While I agree with Ganni in that PC Games had a certain something that you just don't see nowadays a bit over 10 years ago...

I actually like Richard Garriot's perspective that says that games are still young (they are!) and that the best stuff ever is definitely yet to come.

Though I do think someone needs to quantify what it is that older PC games are doing because they're way more interesting than just about anything you'll find today.
Yea, there's this ineffable quality about the older stuff that still draws me back to it today. Games weren't so cookie-cutter and they were far more cerebral and text-driven than most of them are today. The budgets were much smaller and the number of people it took to develop a game was far smaller than seems to be the current norm today. The older games were a lot better at setting emotional moods, and because graphics and sound output was so limited, much had to be accomplished in the writing and stories and plots that is rarely seen in computer games today. I liken it to the difference between books and movies, in a way. The old games were a lot better at stimulating the player's imagination to "fill in the gaps" created by the very limited graphics and sound output possible. In the same way that you can read a book without a single illustration in it and yet develop a clear image of everything via your imagination, an image that no mere illustration can ever hope to equal, so it is with the older games versus the newer ones. An appeal to imagination always trumps graphics realism in a game, imo. (And I like good graphics, actually...;))

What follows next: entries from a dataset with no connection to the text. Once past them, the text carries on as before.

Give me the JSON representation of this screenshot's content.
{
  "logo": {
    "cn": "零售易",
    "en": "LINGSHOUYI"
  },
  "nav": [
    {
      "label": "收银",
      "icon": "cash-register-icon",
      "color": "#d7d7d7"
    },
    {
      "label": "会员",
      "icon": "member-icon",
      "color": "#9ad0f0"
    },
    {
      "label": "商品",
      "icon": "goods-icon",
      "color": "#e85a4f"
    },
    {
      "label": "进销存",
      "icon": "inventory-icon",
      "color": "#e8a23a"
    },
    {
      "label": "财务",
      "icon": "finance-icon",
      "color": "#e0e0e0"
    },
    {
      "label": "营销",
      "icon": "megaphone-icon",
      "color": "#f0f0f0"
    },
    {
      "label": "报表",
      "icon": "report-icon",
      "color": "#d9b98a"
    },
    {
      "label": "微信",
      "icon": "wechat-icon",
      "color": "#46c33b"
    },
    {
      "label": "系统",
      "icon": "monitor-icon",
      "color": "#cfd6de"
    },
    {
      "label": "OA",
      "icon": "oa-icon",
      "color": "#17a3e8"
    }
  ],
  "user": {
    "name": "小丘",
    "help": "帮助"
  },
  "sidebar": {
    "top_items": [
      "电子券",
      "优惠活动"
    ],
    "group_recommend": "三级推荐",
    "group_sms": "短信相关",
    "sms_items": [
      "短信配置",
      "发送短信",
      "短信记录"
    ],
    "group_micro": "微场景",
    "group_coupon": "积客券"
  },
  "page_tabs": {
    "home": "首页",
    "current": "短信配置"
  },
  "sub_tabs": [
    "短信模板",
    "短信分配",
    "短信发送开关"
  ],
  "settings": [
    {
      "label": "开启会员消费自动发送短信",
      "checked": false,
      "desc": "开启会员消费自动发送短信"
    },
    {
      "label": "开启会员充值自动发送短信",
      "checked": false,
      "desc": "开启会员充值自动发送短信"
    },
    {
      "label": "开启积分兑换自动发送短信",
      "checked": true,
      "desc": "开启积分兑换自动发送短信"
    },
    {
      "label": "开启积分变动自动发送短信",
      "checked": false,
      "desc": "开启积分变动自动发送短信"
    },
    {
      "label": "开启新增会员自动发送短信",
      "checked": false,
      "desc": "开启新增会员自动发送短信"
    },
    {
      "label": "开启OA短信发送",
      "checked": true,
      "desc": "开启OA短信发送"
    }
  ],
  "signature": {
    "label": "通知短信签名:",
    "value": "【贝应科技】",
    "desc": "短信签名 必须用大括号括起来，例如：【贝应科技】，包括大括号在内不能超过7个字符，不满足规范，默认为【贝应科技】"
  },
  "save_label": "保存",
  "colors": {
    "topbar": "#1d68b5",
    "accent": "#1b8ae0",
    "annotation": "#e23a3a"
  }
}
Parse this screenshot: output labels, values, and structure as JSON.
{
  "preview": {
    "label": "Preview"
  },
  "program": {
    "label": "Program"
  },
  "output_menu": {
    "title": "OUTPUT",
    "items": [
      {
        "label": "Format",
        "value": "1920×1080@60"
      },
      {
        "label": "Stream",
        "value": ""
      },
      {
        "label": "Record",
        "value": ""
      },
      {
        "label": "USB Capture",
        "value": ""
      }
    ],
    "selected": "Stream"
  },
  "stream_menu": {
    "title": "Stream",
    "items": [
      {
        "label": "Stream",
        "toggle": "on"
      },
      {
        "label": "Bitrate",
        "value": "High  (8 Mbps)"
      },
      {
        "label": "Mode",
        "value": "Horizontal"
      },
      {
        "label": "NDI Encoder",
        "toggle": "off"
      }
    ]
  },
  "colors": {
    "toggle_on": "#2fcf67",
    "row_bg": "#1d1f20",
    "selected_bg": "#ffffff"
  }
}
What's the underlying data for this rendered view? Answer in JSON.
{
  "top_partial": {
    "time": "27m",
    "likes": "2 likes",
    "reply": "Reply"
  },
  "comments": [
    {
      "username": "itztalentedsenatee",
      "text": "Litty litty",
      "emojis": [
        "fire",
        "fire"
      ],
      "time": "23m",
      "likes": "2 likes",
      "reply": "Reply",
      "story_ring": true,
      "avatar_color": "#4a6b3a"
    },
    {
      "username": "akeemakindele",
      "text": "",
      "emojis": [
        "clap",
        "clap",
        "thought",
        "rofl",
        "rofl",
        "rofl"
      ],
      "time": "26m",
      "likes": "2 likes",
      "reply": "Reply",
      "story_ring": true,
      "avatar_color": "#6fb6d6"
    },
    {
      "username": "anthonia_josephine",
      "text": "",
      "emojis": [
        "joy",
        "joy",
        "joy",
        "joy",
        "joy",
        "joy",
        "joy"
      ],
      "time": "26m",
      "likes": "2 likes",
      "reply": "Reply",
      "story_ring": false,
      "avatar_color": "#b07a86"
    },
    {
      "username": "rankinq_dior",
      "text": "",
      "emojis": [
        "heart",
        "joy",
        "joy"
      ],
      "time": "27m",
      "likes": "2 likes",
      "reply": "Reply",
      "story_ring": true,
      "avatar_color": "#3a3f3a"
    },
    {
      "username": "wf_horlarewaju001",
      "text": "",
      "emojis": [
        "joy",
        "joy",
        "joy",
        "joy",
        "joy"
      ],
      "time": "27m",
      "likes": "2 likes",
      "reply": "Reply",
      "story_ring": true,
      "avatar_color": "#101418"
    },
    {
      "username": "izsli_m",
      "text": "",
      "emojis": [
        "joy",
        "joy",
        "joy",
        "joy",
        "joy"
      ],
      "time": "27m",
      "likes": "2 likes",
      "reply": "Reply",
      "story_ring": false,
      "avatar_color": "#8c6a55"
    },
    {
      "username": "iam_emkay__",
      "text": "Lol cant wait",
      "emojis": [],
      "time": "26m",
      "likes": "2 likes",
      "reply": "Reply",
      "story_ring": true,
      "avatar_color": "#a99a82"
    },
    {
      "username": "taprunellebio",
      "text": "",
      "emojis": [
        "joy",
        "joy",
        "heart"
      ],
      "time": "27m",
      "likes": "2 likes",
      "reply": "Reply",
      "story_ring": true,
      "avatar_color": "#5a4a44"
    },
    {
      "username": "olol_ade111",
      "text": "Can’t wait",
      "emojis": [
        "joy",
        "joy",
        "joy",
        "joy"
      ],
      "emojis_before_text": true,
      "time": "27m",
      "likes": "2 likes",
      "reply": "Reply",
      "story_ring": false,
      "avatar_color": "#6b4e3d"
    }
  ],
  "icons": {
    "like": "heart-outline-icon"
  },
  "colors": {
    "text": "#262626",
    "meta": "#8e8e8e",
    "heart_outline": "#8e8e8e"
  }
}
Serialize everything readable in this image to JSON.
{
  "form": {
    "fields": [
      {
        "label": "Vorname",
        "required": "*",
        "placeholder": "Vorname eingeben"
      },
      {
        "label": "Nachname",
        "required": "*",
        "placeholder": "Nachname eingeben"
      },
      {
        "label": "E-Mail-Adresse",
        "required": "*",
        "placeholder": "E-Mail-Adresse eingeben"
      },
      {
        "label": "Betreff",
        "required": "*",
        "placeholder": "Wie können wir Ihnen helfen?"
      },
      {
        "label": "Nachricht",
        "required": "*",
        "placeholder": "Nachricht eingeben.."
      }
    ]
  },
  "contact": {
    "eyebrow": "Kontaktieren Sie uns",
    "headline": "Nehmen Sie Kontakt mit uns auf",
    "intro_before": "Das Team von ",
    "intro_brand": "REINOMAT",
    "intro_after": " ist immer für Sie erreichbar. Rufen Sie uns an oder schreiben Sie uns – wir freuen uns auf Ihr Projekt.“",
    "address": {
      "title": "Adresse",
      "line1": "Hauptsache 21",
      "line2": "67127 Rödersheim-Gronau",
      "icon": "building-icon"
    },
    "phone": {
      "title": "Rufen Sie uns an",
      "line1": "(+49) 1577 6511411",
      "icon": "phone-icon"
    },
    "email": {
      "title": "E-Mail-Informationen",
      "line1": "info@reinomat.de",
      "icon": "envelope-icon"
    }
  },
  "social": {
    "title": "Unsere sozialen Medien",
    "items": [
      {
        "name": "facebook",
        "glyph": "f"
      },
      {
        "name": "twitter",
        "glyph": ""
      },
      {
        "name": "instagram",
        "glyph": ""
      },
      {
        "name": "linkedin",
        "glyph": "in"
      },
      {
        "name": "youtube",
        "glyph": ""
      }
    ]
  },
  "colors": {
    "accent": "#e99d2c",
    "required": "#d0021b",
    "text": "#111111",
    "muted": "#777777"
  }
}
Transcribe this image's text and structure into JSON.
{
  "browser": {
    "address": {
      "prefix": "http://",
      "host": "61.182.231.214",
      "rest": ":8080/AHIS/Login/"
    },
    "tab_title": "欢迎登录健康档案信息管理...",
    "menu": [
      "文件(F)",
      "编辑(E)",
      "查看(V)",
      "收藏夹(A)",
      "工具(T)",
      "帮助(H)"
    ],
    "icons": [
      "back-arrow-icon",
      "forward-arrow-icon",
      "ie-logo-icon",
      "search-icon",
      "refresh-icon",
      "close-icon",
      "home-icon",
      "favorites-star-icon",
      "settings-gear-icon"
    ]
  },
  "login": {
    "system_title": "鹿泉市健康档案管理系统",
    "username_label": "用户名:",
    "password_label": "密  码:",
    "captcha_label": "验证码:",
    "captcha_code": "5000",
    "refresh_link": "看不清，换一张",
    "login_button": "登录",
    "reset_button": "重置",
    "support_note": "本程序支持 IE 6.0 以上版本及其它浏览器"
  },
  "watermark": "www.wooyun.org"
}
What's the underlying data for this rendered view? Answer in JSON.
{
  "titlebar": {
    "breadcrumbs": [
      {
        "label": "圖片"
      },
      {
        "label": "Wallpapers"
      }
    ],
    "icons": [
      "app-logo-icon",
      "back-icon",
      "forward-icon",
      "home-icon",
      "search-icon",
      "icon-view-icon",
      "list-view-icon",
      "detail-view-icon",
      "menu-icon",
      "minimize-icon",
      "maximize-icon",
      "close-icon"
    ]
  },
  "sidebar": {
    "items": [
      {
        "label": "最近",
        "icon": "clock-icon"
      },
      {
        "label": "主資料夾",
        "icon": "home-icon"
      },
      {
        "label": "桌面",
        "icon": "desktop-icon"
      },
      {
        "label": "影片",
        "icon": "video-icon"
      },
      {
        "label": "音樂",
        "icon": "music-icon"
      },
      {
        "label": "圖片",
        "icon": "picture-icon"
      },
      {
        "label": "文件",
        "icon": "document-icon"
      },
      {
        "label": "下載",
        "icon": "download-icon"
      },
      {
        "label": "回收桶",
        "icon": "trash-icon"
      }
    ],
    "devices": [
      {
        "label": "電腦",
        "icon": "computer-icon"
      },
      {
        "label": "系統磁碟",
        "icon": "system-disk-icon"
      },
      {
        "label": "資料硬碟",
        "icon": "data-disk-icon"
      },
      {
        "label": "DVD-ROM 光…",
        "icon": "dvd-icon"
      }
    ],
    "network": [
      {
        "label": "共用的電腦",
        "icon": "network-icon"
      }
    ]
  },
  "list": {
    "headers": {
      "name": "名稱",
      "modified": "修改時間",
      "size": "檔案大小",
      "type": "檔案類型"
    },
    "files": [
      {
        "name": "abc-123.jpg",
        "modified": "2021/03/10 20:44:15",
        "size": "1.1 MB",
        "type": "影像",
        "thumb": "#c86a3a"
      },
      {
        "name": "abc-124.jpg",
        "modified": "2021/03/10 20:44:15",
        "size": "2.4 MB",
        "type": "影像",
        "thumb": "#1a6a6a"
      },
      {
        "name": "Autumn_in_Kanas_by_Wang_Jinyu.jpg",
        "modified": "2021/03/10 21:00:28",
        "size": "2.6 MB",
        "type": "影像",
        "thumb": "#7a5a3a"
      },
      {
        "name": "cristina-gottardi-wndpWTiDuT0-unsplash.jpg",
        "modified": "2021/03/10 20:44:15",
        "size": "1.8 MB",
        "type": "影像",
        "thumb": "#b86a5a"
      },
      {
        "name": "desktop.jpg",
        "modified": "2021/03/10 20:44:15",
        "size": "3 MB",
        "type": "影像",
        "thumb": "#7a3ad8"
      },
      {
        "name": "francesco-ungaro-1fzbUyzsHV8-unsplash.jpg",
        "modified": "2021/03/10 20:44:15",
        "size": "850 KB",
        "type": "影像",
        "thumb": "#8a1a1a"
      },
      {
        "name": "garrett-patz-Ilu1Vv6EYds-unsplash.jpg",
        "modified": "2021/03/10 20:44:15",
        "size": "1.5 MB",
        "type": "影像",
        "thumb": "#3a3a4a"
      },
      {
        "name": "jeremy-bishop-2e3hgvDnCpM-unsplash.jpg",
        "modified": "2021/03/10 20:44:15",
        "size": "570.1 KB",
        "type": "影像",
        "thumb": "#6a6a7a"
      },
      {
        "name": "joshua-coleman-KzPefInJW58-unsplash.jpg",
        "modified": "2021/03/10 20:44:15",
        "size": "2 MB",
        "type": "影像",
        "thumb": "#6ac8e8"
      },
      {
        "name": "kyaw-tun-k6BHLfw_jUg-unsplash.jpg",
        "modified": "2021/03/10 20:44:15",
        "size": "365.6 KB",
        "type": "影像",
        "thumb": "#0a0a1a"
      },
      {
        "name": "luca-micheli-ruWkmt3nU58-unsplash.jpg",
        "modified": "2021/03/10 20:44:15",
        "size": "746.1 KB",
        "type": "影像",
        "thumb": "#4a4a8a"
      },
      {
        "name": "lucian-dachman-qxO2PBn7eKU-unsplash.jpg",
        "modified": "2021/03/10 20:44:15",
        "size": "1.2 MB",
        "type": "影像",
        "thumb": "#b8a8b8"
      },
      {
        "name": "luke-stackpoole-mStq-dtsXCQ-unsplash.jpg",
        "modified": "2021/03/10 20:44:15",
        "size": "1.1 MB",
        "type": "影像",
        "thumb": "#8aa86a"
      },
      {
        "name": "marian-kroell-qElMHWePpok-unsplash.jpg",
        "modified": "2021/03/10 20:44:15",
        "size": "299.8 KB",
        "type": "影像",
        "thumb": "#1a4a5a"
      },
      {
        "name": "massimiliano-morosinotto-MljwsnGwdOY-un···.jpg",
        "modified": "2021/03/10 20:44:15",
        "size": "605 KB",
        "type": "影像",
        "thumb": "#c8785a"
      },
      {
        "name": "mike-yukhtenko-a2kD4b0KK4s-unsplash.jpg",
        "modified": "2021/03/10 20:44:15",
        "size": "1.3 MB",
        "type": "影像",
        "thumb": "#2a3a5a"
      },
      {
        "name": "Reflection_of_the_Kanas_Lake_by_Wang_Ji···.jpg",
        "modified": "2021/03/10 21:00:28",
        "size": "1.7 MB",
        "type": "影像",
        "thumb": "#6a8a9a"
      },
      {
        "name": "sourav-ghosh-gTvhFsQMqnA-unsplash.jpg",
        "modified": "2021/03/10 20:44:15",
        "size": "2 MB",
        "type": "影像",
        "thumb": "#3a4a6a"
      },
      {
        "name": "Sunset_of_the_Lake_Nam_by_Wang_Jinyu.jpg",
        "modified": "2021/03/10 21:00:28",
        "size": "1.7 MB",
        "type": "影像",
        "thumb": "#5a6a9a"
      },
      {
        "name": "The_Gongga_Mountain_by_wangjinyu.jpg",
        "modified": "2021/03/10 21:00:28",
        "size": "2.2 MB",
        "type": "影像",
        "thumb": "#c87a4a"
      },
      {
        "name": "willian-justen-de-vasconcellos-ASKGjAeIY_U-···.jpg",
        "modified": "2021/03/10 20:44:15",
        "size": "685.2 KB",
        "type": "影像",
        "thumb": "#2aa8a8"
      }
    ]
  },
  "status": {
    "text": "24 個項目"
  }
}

But who is to say that it isn't possible to generate both superior graphics & sound *and* have inspiring, fantastic writing and stories? I think this is what Garriot is talking about and I agree. To that end we're just scratching the surface of what is possible. I'm replaying Ultima VII via Exult at the moment (having played it through years ago when it was released), for instance, and the graphics in the game are fairly poor by current standards--indeed, my wife took a look at a U7 screen and remarked good-naturedly that it "looks like something a ten-year-old would play." But I don't play U7 (or any Ultima game) for the graphics...;) I don't think anyone does. It's the writing and stories and the concepts the games advance that hold the appeal, and such things rarely go out of style.

This generation is the "sound byte" generation, remember. Everything is truncated, reduced, and often simply dumbed down so as to appeal to the lowest common denominator. In the early days the games were deliberately written to appeal to the mind and the imagination instead of the twitch reflexes found today in online multiplayer gaming--which I've steadfastly resisted for the last decade and a-half. The genre is so poor that it hasn't been a difficult abstention at all...;) The field is wide open to the enterprising people who can see this and are not afflicted with the sound-byte, multiplayer -mindlessness bug. Yep, I think the best is yet to come...
Post edited March 27, 2014 by waltc